How to complete this task
Can the data below be echoed back word for word?

Data records for software interfaces
⁂
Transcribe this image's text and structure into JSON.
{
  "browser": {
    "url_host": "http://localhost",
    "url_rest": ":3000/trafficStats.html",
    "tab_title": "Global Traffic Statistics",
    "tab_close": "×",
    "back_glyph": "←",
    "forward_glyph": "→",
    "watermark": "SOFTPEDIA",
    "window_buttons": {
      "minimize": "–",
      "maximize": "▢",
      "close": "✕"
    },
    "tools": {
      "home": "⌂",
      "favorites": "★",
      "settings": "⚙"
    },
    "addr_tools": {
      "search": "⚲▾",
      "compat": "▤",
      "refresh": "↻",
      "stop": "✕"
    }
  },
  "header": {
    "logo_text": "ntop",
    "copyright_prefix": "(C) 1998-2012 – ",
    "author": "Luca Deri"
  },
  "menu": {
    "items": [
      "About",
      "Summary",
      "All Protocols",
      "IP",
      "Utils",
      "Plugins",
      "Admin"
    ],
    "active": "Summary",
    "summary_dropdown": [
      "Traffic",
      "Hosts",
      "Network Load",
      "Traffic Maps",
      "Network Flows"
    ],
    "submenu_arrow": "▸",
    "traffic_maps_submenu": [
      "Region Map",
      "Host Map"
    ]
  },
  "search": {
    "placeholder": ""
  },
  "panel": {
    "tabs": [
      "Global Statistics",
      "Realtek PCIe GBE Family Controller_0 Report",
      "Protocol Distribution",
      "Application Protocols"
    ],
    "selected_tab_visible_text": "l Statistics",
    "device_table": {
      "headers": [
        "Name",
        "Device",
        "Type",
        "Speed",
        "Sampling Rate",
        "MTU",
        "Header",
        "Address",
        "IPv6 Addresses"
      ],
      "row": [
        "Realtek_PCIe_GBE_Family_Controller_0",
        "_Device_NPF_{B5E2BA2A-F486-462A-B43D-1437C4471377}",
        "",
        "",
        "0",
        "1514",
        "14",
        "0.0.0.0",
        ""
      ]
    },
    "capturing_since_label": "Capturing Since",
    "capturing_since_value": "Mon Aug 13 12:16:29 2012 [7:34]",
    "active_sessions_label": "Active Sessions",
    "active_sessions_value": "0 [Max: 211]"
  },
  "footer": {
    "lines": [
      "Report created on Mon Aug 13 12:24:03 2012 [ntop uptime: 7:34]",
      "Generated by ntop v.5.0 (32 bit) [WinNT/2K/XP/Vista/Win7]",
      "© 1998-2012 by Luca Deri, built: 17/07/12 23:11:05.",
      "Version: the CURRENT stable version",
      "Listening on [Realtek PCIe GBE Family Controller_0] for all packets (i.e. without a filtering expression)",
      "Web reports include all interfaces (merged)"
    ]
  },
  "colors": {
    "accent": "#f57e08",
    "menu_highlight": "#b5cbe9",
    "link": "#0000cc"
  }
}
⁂
Response to this task
Transcribe this image's text and structure into JSON.
{
  "browser": {
    "url_host": "http://localhost",
    "url_rest": ":3000/trafficStats.html",
    "tab_title": "Global Traffic Statistics",
    "tab_close": "×",
    "back_glyph": "←",
    "forward_glyph": "→",
    "watermark": "SOFTPEDIA",
    "window_buttons": {
      "minimize": "–",
      "maximize": "▢",
      "close": "✕"
    },
    "tools": {
      "home": "⌂",
      "favorites": "★",
      "settings": "⚙"
    },
    "addr_tools": {
      "search": "⚲▾",
      "compat": "▤",
      "refresh": "↻",
      "stop": "✕"
    }
  },
  "header": {
    "logo_text": "ntop",
    "copyright_prefix": "(C) 1998-2012 – ",
    "author": "Luca Deri"
  },
  "menu": {
    "items": [
      "About",
      "Summary",
      "All Protocols",
      "IP",
      "Utils",
      "Plugins",
      "Admin"
    ],
    "active": "Summary",
    "summary_dropdown": [
      "Traffic",
      "Hosts",
      "Network Load",
      "Traffic Maps",
      "Network Flows"
    ],
    "submenu_arrow": "▸",
    "traffic_maps_submenu": [
      "Region Map",
      "Host Map"
    ]
  },
  "search": {
    "placeholder": ""
  },
  "panel": {
    "tabs": [
      "Global Statistics",
      "Realtek PCIe GBE Family Controller_0 Report",
      "Protocol Distribution",
      "Application Protocols"
    ],
    "selected_tab_visible_text": "l Statistics",
    "device_table": {
      "headers": [
        "Name",
        "Device",
        "Type",
        "Speed",
        "Sampling Rate",
        "MTU",
        "Header",
        "Address",
        "IPv6 Addresses"
      ],
      "row": [
        "Realtek_PCIe_GBE_Family_Controller_0",
        "_Device_NPF_{B5E2BA2A-F486-462A-B43D-1437C4471377}",
        "",
        "",
        "0",
        "1514",
        "14",
        "0.0.0.0",
        ""
      ]
    },
    "capturing_since_label": "Capturing Since",
    "capturing_since_value": "Mon Aug 13 12:16:29 2012 [7:34]",
    "active_sessions_label": "Active Sessions",
    "active_sessions_value": "0 [Max: 211]"
  },
  "footer": {
    "lines": [
      "Report created on Mon Aug 13 12:24:03 2012 [ntop uptime: 7:34]",
      "Generated by ntop v.5.0 (32 bit) [WinNT/2K/XP/Vista/Win7]",
      "© 1998-2012 by Luca Deri, built: 17/07/12 23:11:05.",
      "Version: the CURRENT stable version",
      "Listening on [Realtek PCIe GBE Family Controller_0] for all packets (i.e. without a filtering expression)",
      "Web reports include all interfaces (merged)"
    ]
  },
  "colors": {
    "accent": "#f57e08",
    "menu_highlight": "#b5cbe9",
    "link": "#0000cc"
  }
}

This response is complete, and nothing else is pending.